Fairley, for his part, says he was caught off guard by the decision. But his agent accentuated the positive — it gives him a shot at a second contract and free agency a year early — and after digesting the news, Fairley says, “It was like, ‘OK, I see where we’re going with this.’ … It motivates me.”
That’s the idea, of course.
Fairley arguably has more athletic ability than Suh, the All-Pro tackle he lines up next to on the Lions defensive front. (“He’s a phenomenal talent,” Mayhew says. “This guy can be whatever he wants to be.”) But even while posting career highs with six sacks and nine tackles for loss in 15 games last season, he was neither reliable nor consistent on a week-to-week basis.
While Suh takes flak for his all-business approach, Fairley’s problem is the exact opposite. Which is why Mayhew did what he did, effectively saying shape up or ship out.
“Me and Martin talk a lot, actually,” Fairley said. “He calls me up to his office, we sit down, we have talks. But he really wants me to play like that first-round draft pick that they drafted three years ago. So that’s where we’re at. That’s where we stand on that.”
And this is where the Lions have to stand up and be counted on, with Suh and Fairley wreaking havoc inside and Ansah leading the charge off the edge.
New defensive coordinator Teryl Austin’s scheme promises more blitzing, particularly with the addition of rookie Kyle Van Noy at the strongside linebacker position. But the Lions know they have to get a better return on their up-front investment. With three first-round picks on the defensive line — Suh’s the oldest at 27 — backed by a still suspect secondary, this team can’t afford to finish 28th in sacks the way it did a year ago.

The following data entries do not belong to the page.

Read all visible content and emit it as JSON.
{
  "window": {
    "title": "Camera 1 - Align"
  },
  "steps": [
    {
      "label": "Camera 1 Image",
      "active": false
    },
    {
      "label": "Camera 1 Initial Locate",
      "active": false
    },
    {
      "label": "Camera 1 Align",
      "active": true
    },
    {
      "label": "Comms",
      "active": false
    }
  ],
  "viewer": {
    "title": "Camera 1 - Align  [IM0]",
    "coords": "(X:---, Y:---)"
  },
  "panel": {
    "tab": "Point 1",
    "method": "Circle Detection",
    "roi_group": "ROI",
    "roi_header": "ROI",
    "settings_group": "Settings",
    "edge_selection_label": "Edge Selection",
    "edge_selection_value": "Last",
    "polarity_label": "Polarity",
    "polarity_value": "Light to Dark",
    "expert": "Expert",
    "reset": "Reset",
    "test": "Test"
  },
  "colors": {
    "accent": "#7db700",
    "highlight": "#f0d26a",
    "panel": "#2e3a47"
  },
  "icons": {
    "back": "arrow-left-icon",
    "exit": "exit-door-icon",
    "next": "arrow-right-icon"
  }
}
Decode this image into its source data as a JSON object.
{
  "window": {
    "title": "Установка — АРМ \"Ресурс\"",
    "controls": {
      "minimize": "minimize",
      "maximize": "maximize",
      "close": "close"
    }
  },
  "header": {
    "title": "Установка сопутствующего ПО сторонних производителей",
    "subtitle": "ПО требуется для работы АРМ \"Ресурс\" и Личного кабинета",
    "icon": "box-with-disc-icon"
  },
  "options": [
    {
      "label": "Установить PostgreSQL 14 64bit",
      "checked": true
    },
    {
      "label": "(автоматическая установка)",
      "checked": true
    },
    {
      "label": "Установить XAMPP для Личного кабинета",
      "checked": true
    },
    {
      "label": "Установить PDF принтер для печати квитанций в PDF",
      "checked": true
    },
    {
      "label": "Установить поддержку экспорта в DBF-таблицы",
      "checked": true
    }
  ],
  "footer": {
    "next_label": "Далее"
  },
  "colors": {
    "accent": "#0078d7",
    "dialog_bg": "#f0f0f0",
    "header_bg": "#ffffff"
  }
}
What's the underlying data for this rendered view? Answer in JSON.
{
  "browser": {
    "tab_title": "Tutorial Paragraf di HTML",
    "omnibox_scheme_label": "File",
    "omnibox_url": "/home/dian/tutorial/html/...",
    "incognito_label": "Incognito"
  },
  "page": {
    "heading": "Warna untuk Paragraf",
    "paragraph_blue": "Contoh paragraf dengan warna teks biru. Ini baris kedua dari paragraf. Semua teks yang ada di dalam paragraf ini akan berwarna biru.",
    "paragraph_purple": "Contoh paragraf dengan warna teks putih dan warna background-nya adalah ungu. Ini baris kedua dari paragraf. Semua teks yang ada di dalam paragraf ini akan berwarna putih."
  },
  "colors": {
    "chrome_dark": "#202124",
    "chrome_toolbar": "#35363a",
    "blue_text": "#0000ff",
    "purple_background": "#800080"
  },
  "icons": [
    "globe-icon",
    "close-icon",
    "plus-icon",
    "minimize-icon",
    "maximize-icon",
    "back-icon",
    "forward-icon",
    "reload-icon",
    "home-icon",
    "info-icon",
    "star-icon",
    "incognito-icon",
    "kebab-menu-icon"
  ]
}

Ansah, who declined an interview request Tuesday, flashed his potential as a rookie, cleaning up several of the messes Suh made in opposing backfields and providing some strong run defense.
Now, will he become the double-digit sack producer the Lions envisioned when they drafted him No. 5 overall last year? That’s certainly the plan. But standing around and watching this spring — he’ll be a bystander for next week’s final minicamp, too — is far from ideal for his development.
“He’s going to have some catching up to do,” Austin acknowledged. “But I believe he’s a bright guy. And he’s been here the whole time, so he’s getting it.”
Fairley insists he is, too, for what it’s worth.
If they’re both right, it could be worth plenty. If not, well, just ask the last coaching staff how costly unfulfilled promise can be.